2010-Feb-22, 07:57 PM
The night sky glows in a greenish hue due to ozone reforming oxygen, once the sun's ultraviolet is taken out of the equilibrium. For dark sky sites, this can hinder subtle measurements if you are looking through the glow, and, in a range near maximum (lambdamax) effect. Consequently,these authors monitor the brightness variability throughout the night at Cerro Tololo, with considered application for other similar sites like Cerro Paranal. SEE:http://arxiv.org/PS_cache/arxiv/pdf/1002/1002.3637v1.pdf

The picky, but important, way for new instrumentation to be calibrated. It's a good thing the world makes lots of different kinds of people.:shifty: pete

George
2010-Feb-23, 07:34 PM
The night sky glows in a greenish hue due to ozone reforming oxygen, once the sun's ultraviolet is taken out of the equilibrium. I would bet it's blue, using enhanced eyeballs. [The universe, as a whole, was first deemed green, but then the rage was beige. ] :)

It looks like the paper is suited for y-band imaging, which is about 1 micron stuff.


The picky, but important, way for new instrumentation to be calibrated.

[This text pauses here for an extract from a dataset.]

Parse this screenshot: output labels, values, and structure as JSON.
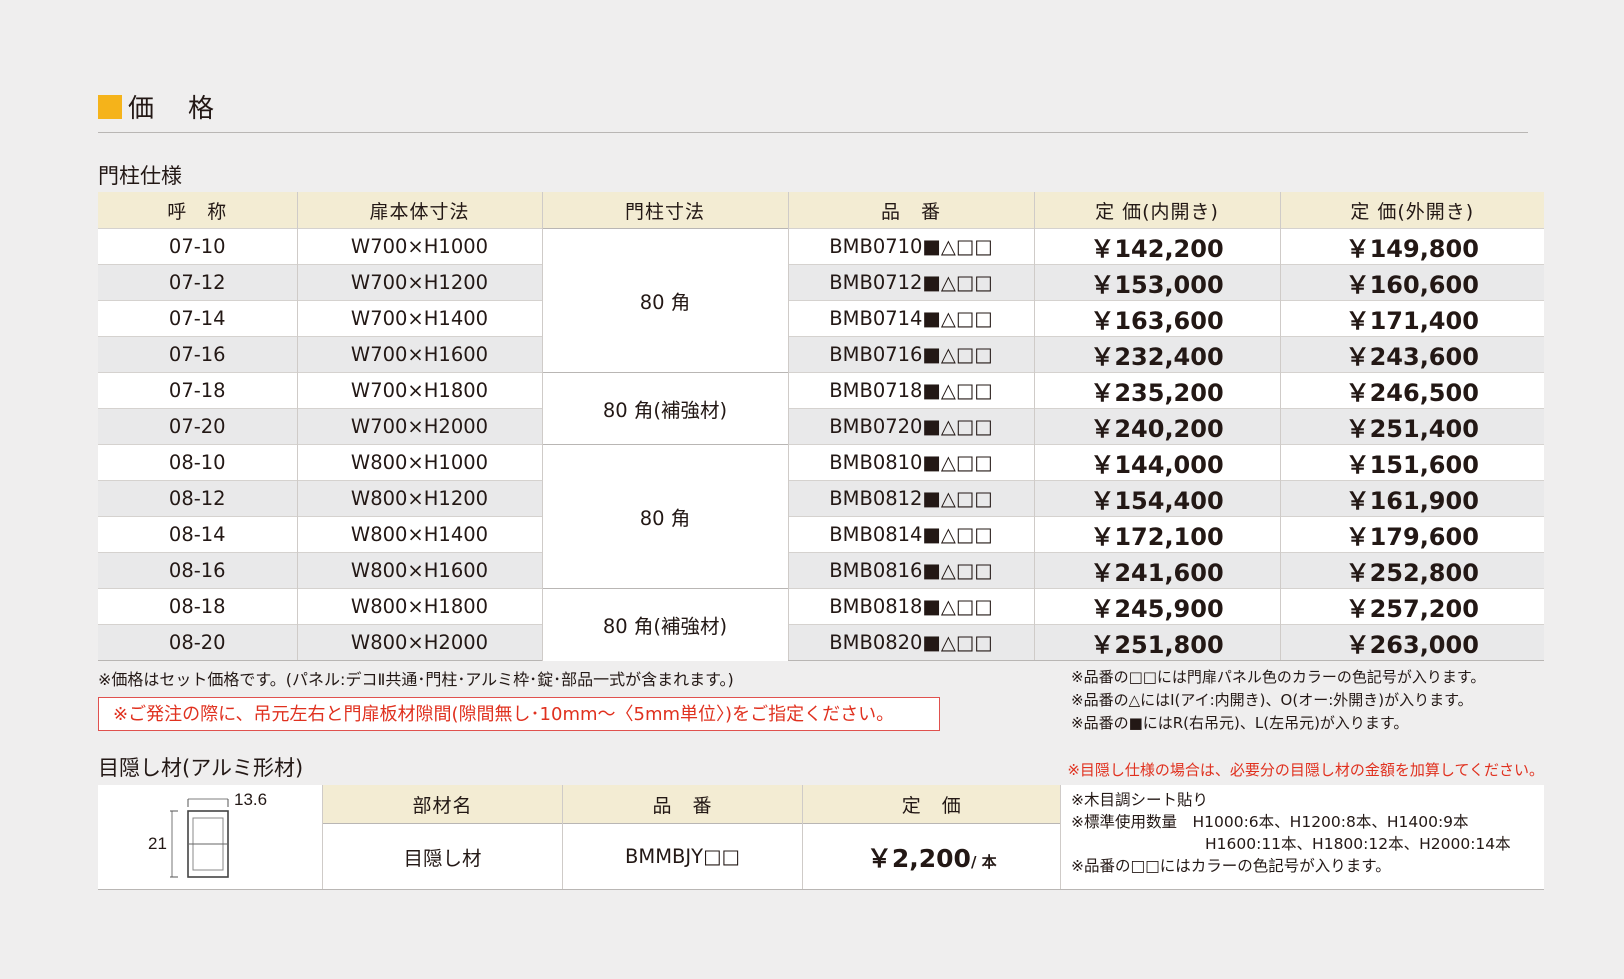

It's a good thing the world makes lots of different kinds of people.:shifty: pete I like the colorful ones best.

matt.o
2010-Feb-23, 09:15 PM
I haven't looked at the paper, but 1 micron is about where the skylines dominate in the optical and sky subtraction becomes an issue. See this sky spectrum as an example. (http://www.gemini.edu/sciops/ObsProcess/obsConstraints/atm-models/opt-emiss.gif) Note that green has a wavelength of ~550 nanometers.

ngc3314
2010-Feb-23, 10:02 PM
There are some interesting movies of sky glow, either in the optical lines (http://www.youtube.com/watch?v=Qdu9ayRnEAE&feature=player_embedded) (Na 5893 A, [O I] 5577 and 6300 A) or the near-IR (http://www.astro.virginia.edu/~mfs4n/2mass/airglow/adams/h1.mpg) where OH is the culprit. Bands march across the sky (V) on few-minute timescales, and the near-IR OH emission lines accompanying them are a source of error in some IR imaging applications (as the spectrum of the blank sky changes, so may the flat-field calibration pattern).

HENARRY JAYA
2010-Mar-04, 05:20 AM
In a sense you are both right. The whole of Southern England is contaminated by sky-glow. The sky-glow from London affect an area with a radius of up to 100km. So unless you were more than 100km from London, part of the sky glow you saw was from London.
A lot of the rest of it was from other industrial sources in and around London. It seems like it's getting impossible these days to get away from it.